Wolf, Brown bear, Lynx

Sources: State Environmental Monitoring Reports 1994-1999

The abundance of terrestrial top predators (wolf, lynx and brown bear) is giving an impression of status of their habitats and species that are in food chain they are top of. Abundance here is expressed as the number of individuals per 10,000 km2of land to make it comparable with other countries.

Wolf, brown bear and lynx are under protection in most Western and Central European countries where their abundance is carefully monitored. These species are not considered to be threatened in Estonia. At present all are important game animals.

The figures below show the changes in the abundance of top predators in Estonia during second half of 20th century.


The number of wolves is regulated in Estonia because they are regarded as a threat to cattle breeding. In 1955, the population density was about 177 wolves per 10,000 km2. Thereafter intensive hunting began and as a result only 10 wolves were counted in Estonia in 1970 (about 2 wolves per 10,000 km2). Then their number started to increase again, so that in 1995 the density was esimated at 154 wolves per 10,000 km2. It appears from the data on the depicted figure that during 1995-1997 the abundance of wolves diminished significantly from 154 individuals per 10,000 km2 to 67 individuals per 10,000 km2. In 1998, the wolf population in Estonia remained stable at about 66 individuals per 10,000 km2. Although about 100 wolves are shot every year, there is (from hunting management point of view) a request for further reduction of the population density. The number of wolves can increase quickly because of sufficient number of prey species and partly also due to natural immigration from east. Changes in abundance of wolf in Estonia are given on graph right side of paragraph.

Brown bear  

Brown bears were under protection up to the 1980s and, as a result their number increased. Although in 1970 only 200 individuals were counted (44 bears per 10,000 km2), the number of bears increased to 850 individuals for 1990 (185 bears per 10,000 km2). In the 80s bears had become a regular hunting target. It appears from the depicted figure that the number of bears has been falling during 1990-1996. During last years (1996-1999) the abundance of bears has stabilised at about 132 bears per 10,000 km2. The biggest bear populations can be found in North East Estonia (Ida and Lääne Viru county). Changes in abundance of brown bear in Estonia are given on graph right side of paragraph.

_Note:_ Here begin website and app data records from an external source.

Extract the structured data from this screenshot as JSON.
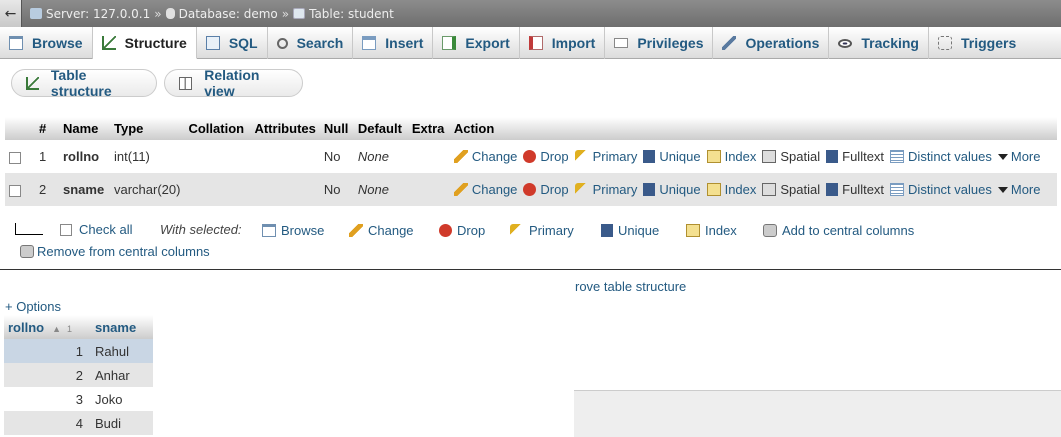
{
  "breadcrumb": {
    "back": "←",
    "server": "Server: 127.0.0.1",
    "database": "Database: demo",
    "table": "Table: student",
    "separator": "»"
  },
  "tabs": [
    {
      "label": "Browse",
      "icon": "browse-icon"
    },
    {
      "label": "Structure",
      "icon": "structure-icon",
      "active": true
    },
    {
      "label": "SQL",
      "icon": "sql-icon"
    },
    {
      "label": "Search",
      "icon": "search-icon"
    },
    {
      "label": "Insert",
      "icon": "insert-icon"
    },
    {
      "label": "Export",
      "icon": "export-icon"
    },
    {
      "label": "Import",
      "icon": "import-icon"
    },
    {
      "label": "Privileges",
      "icon": "privileges-icon"
    },
    {
      "label": "Operations",
      "icon": "wrench-icon"
    },
    {
      "label": "Tracking",
      "icon": "eye-icon"
    },
    {
      "label": "Triggers",
      "icon": "triggers-icon"
    }
  ],
  "subtabs": {
    "table_structure": "Table structure",
    "relation_view": "Relation view"
  },
  "structure": {
    "headers": [
      "#",
      "Name",
      "Type",
      "Collation",
      "Attributes",
      "Null",
      "Default",
      "Extra",
      "Action"
    ],
    "rows": [
      {
        "num": "1",
        "name": "rollno",
        "type": "int(11)",
        "collation": "",
        "attributes": "",
        "null": "No",
        "default": "None",
        "extra": ""
      },
      {
        "num": "2",
        "name": "sname",
        "type": "varchar(20)",
        "collation": "",
        "attributes": "",
        "null": "No",
        "default": "None",
        "extra": ""
      }
    ],
    "actions": {
      "change": "Change",
      "drop": "Drop",
      "primary": "Primary",
      "unique": "Unique",
      "index": "Index",
      "spatial": "Spatial",
      "fulltext": "Fulltext",
      "distinct": "Distinct values",
      "more": "More"
    }
  },
  "with_selected": {
    "check_all": "Check all",
    "label": "With selected:",
    "browse": "Browse",
    "change": "Change",
    "drop": "Drop",
    "primary": "Primary",
    "unique": "Unique",
    "index": "Index",
    "add_central": "Add to central columns",
    "remove_central": "Remove from central columns"
  },
  "improve_link": "rove table structure",
  "options_link": "+ Options",
  "results": {
    "headers": [
      "rollno",
      "sname"
    ],
    "sort_index": "1",
    "rows": [
      {
        "rollno": "1",
        "sname": "Rahul"
      },
      {
        "rollno": "2",
        "sname": "Anhar"
      },
      {
        "rollno": "3",
        "sname": "Joko"
      },
      {
        "rollno": "4",
        "sname": "Budi"
      }
    ]
  },
  "colors": {
    "link": "#235a81",
    "row_alt": "#e5e5e5",
    "row_selected": "#c9d6e4",
    "crumb_bg": "#7a7a7a"
  }
}
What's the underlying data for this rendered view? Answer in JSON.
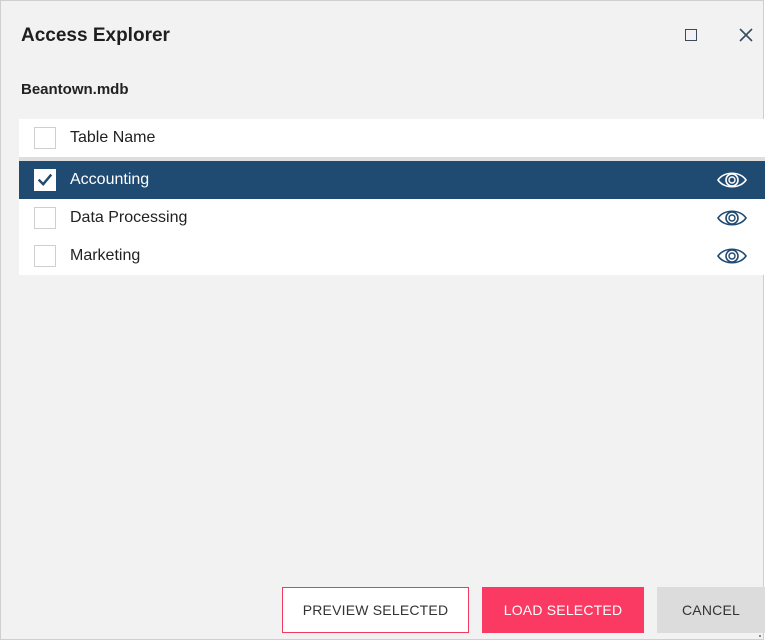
{
  "dialog": {
    "title": "Access Explorer",
    "filename": "Beantown.mdb",
    "maximize_icon": "maximize-icon",
    "close_icon": "close-icon"
  },
  "table": {
    "header": {
      "label": "Table Name",
      "checked": false
    },
    "rows": [
      {
        "label": "Accounting",
        "checked": true,
        "selected": true,
        "icon": "eye-icon"
      },
      {
        "label": "Data Processing",
        "checked": false,
        "selected": false,
        "icon": "eye-icon"
      },
      {
        "label": "Marketing",
        "checked": false,
        "selected": false,
        "icon": "eye-icon"
      }
    ]
  },
  "buttons": {
    "preview_label": "PREVIEW SELECTED",
    "load_label": "LOAD SELECTED",
    "cancel_label": "CANCEL"
  },
  "colors": {
    "selected_row": "#1f4a72",
    "accent_pink": "#fb3a64",
    "eye_blue": "#1f4a72"
  }
}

The number of lynx varied considerably during the last century. The small number of lynxes found in Estonia in the 30s resulted in the species being placed under protection in 1937. The abundance of lynxes was relatively low during a long period and it was not until the 70s that the number of lynxes started to increase again. The rise has been steady and in 1997 the population density was estimated at 265 individuals per 10,000 km2. This has resulted in the lynx becoming a popular hunting target once more and some decrease in 1999. Changes in abundance of lynx in Estonia are given on graph right side of paragraph.